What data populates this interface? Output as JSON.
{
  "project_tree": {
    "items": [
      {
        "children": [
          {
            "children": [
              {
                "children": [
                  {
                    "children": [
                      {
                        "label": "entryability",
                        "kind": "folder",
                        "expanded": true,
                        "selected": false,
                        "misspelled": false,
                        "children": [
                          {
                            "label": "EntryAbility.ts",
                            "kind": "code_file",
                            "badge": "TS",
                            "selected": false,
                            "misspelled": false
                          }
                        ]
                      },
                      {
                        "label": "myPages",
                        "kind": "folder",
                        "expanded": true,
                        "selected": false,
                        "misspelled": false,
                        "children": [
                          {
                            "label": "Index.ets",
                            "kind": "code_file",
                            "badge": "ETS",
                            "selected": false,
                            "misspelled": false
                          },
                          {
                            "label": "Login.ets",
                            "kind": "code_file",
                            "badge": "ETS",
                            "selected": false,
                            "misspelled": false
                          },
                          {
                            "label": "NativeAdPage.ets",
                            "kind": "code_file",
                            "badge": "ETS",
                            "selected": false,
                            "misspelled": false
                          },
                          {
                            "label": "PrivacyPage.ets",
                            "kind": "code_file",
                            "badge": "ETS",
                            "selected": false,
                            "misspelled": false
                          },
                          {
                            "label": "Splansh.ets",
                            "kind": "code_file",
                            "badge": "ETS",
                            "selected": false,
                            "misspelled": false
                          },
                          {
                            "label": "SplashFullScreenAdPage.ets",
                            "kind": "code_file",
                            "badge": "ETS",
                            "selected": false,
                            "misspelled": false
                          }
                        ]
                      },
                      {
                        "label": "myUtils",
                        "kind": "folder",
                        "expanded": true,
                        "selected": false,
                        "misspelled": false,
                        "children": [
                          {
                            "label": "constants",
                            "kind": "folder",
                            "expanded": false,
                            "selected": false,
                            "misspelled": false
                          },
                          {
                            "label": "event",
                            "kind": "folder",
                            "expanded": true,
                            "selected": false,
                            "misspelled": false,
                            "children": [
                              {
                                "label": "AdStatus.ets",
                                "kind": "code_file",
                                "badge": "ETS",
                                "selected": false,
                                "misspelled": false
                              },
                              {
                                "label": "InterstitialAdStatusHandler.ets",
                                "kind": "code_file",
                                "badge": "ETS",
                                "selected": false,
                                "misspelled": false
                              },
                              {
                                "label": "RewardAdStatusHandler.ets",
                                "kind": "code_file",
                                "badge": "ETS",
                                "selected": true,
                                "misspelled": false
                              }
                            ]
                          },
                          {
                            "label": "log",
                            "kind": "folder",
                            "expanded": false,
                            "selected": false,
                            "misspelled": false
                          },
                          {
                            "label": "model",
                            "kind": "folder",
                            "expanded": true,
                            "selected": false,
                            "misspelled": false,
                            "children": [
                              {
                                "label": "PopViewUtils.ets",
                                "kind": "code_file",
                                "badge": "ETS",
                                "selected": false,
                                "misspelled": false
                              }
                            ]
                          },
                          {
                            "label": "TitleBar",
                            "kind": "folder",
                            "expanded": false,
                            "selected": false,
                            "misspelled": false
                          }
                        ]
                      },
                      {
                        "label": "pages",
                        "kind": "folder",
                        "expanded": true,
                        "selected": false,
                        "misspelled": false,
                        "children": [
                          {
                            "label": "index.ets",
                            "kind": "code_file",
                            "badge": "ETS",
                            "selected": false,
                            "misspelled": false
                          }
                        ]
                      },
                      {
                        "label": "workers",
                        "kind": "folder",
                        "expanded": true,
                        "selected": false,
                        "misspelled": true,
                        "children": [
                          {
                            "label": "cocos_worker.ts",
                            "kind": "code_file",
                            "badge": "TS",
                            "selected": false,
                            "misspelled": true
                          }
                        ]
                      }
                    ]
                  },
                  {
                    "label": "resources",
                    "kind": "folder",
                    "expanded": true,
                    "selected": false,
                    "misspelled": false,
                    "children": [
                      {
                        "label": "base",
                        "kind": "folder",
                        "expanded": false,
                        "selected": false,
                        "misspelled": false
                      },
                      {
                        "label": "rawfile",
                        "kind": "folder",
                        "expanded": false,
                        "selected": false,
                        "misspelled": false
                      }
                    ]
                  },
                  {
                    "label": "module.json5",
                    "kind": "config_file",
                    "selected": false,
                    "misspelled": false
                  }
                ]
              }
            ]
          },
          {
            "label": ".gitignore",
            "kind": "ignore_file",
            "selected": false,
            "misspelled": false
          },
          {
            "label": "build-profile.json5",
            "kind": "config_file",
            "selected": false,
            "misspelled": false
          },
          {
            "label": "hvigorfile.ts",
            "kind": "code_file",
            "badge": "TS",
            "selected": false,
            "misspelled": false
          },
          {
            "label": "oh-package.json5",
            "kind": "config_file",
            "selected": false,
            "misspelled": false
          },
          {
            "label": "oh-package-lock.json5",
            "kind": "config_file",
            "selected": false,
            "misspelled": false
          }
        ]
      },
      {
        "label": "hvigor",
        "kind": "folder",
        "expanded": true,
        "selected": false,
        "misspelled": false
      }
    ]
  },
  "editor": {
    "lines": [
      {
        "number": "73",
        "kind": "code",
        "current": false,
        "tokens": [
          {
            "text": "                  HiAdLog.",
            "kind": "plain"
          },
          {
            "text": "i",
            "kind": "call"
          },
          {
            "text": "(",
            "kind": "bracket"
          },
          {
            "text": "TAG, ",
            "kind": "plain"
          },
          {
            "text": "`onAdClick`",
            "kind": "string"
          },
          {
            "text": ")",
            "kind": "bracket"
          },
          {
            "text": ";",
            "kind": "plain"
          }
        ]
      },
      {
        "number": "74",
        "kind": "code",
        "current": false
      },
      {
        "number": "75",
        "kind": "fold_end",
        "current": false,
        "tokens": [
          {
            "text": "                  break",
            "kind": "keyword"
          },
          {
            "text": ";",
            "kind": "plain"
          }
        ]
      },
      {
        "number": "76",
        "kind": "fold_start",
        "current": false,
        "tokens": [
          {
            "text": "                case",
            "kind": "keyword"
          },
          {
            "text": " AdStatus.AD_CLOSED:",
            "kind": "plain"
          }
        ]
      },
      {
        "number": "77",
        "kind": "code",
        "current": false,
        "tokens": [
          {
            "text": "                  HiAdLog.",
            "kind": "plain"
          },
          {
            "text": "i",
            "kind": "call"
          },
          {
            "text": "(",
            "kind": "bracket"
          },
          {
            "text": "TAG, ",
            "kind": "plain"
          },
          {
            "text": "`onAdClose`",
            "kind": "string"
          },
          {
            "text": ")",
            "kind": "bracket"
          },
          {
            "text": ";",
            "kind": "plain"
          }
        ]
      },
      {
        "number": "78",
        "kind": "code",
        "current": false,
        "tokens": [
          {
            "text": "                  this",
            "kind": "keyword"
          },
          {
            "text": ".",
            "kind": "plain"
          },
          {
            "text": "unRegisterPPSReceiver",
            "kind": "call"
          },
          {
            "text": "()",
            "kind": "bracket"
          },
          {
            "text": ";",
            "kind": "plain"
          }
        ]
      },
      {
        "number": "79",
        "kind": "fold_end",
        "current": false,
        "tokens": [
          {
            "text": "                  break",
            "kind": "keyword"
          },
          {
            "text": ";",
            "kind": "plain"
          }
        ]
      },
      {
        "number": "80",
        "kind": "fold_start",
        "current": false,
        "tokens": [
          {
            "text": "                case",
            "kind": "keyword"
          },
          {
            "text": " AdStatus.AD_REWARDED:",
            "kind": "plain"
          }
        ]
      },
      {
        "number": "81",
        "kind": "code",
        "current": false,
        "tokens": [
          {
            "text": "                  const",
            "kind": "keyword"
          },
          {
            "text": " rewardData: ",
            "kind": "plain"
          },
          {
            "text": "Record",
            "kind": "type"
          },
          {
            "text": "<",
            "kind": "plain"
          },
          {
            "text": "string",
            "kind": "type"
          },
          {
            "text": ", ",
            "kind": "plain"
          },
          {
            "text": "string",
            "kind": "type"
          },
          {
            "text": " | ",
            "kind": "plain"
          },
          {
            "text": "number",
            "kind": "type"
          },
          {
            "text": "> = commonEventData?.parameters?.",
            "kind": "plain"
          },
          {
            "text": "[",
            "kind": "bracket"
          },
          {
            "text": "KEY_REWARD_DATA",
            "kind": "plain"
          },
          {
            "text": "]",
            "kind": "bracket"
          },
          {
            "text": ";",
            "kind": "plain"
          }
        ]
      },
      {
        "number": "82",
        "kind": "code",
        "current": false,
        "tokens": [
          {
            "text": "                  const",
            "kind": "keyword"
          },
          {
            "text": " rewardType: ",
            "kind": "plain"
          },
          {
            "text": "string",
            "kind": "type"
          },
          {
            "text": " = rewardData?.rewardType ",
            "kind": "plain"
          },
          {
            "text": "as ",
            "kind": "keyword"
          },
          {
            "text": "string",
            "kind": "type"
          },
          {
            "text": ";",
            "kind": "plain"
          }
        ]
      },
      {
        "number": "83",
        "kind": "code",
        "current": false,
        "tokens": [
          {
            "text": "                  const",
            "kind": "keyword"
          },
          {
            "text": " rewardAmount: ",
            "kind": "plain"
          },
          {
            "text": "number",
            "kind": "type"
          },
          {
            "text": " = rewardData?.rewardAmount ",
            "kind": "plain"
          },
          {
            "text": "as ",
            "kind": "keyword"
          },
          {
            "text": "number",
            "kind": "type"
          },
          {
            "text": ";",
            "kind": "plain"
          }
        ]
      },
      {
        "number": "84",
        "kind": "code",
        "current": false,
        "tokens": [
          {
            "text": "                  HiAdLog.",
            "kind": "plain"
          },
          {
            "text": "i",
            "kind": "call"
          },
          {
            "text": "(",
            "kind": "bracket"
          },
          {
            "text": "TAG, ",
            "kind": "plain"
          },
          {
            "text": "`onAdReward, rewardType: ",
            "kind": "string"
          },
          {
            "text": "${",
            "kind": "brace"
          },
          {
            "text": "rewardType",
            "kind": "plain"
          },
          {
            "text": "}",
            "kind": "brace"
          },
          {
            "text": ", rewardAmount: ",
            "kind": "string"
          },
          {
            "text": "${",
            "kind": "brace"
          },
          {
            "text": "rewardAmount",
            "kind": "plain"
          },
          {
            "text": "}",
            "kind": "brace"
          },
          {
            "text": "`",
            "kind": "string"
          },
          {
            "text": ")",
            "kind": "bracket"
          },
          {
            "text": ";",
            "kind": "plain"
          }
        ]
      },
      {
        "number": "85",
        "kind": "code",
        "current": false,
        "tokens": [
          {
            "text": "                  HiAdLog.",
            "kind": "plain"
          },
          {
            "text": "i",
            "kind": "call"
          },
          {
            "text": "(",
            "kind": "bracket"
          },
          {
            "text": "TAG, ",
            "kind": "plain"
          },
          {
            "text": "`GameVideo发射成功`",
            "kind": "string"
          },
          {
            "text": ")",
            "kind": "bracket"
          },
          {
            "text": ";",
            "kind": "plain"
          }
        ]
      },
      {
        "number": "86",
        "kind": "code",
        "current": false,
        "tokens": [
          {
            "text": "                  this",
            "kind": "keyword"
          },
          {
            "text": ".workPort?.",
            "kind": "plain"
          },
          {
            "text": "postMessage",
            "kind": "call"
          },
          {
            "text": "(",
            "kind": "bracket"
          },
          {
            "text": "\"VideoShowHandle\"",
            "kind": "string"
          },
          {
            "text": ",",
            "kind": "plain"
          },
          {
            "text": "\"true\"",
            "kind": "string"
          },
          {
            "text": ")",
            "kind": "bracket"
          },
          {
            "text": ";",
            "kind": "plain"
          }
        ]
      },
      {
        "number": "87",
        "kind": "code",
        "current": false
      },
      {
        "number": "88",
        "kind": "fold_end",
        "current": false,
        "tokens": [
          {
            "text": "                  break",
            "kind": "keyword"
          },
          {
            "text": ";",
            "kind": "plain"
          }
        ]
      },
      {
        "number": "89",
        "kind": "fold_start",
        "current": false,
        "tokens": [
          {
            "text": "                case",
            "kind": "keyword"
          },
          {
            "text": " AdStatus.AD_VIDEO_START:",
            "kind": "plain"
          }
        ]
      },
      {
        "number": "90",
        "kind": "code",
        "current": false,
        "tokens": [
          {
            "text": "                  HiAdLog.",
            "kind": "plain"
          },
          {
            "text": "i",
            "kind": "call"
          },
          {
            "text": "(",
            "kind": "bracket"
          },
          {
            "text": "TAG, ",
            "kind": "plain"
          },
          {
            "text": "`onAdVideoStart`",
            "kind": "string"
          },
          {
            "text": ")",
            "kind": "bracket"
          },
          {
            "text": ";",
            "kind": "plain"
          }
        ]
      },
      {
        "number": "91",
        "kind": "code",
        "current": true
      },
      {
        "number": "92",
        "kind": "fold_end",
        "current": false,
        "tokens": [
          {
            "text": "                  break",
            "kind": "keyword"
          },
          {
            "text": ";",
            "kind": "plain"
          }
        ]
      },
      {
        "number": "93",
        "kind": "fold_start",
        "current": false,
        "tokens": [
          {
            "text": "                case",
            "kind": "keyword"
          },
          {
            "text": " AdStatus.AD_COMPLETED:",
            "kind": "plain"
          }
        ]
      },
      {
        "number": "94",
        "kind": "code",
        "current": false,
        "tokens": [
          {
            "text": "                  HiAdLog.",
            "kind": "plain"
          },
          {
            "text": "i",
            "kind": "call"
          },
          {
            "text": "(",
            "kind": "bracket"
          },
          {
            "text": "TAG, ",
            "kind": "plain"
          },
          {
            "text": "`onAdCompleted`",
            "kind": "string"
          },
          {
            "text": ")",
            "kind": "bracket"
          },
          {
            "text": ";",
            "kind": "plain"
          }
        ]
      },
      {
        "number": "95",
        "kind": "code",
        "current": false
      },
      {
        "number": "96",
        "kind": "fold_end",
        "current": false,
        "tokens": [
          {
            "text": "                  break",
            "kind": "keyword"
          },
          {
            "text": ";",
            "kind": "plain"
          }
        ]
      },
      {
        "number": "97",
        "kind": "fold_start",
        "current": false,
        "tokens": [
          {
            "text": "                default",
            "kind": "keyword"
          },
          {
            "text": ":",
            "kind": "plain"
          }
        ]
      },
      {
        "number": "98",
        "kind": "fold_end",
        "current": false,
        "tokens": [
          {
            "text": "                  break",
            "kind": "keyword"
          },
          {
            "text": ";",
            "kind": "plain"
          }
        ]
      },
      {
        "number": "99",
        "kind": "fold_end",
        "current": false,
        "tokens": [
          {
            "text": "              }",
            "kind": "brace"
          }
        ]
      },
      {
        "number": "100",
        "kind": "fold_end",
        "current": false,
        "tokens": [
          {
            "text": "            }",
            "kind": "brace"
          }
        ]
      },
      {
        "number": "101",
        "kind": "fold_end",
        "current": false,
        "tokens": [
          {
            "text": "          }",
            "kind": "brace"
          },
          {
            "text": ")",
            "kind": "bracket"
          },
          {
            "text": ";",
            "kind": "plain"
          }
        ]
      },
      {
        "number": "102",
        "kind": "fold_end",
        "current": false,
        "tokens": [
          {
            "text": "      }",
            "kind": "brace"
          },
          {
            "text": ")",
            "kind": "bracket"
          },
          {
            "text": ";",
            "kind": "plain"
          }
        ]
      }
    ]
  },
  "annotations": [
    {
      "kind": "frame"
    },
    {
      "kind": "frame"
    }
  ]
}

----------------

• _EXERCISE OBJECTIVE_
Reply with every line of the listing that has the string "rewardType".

• _OUTPUT FOR THIS EXERCISE_
            "text": " rewardType: ",
            "text": " = rewardData?.rewardType ",
            "text": "`onAdReward, rewardType: ",
            "text": "rewardType",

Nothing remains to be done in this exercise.